Erling Haaland will have sent “shudders” across the Premier League with the way in which he earned his first goal for Manchester City, claimed Gary Neville.
Haaland opened his Manchester City account by scoring from the penalty spot in the 36th-minute of their Premier League opener against West Ham United. The new signing had won the penalty himself after drawing a foul from goalkeeper Alphonse Areola.
He proceeded to calmly pick out the bottom left corner with a sidefooted finish from 12 yards out.
It means he is up and running in his new surroundings. Many will have expected an early impact from Haaland, but getting off the mark on his competition debut speaks volumes.
Although the odds were in his favour from the penalty, he made his impact clear in the build-up to it anyway, according to Sky Sports‘ co-commentator Neville.
Having already highlighted his “explosion”, “power” and “speed”, Neville narrated: “Sidefoot. Power. It was how he won it that will send shudders through the Premier League.
“The first time Manchester City get close to him to slip that ball down the side.
“We talked about the power he had on the counter attack but that could be a familiar celebration if that’s the one he’s going to adopt throughout the season.”
Neville spots ‘incredible’ aspect behind Erling Haaland move
Brought in to be the focal point in attack that Pep Guardiola’s star-studded team was lacking, Haaland was observed covering different territory by Neville.
But his impact in behind the opposition backline could be a sign of things to come.
Neville continued: “West Ham’s centre-backs will have seen him drop off into midfield a few times in that first half an hour or so.
“But then he ended up where they didn’t want him, on their shoulder, running in behind with someone like [Ilkay] Gundogan really close to him to slip it down the side.
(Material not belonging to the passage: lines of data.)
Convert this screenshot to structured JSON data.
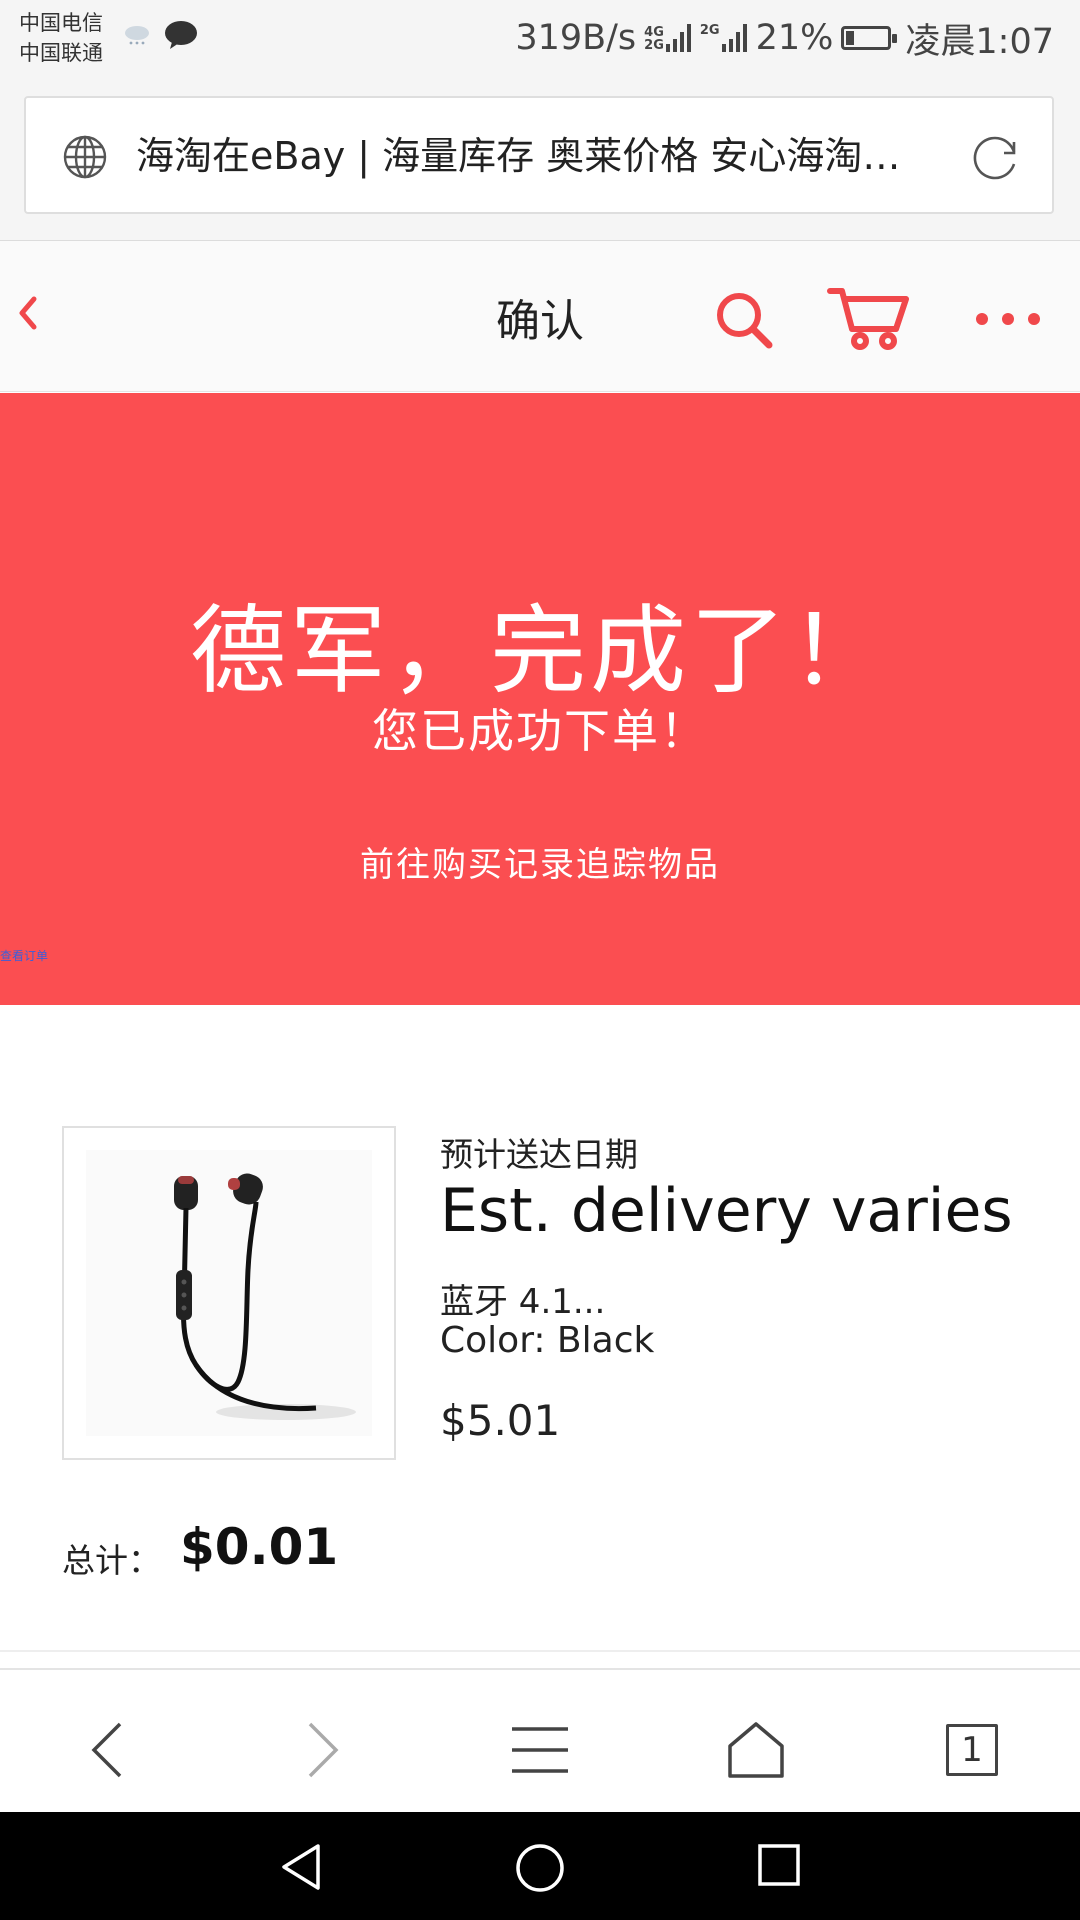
{
  "status_bar": {
    "carrier_1": "中国电信",
    "carrier_2": "中国联通",
    "net_speed": "319B/s",
    "sig1_top": "4G",
    "sig1_bottom": "2G",
    "sig2": "2G",
    "battery_percent": "21%",
    "battery_level": 0.21,
    "time": "凌晨1:07",
    "weather_icon": "cloud-rain-icon",
    "notification_icon": "chat-bubble-icon"
  },
  "address_bar": {
    "title": "海淘在eBay | 海量库存 奥莱价格 安心海淘…"
  },
  "header": {
    "title": "确认"
  },
  "banner": {
    "heading": "德军，完成了！",
    "subheading": "您已成功下单！",
    "link": "前往购买记录追踪物品",
    "tiny_text": "查看订单"
  },
  "order": {
    "delivery_label": "预计送达日期",
    "delivery_value": "Est. delivery varies",
    "item_title": "蓝牙 4.1...",
    "item_variant": "Color: Black",
    "item_price": "$5.01",
    "total_label": "总计：",
    "total_value": "$0.01"
  },
  "browser_nav": {
    "tab_count": "1"
  },
  "colors": {
    "brand_red": "#fb4e51",
    "icon_red": "#f0484b"
  }
}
“The pass from 10 yards away. The acceleration’s incredible.”
Haaland’s goal was his first in English football after drawing a blank in the Community Shield the week before. There could be plenty more to come.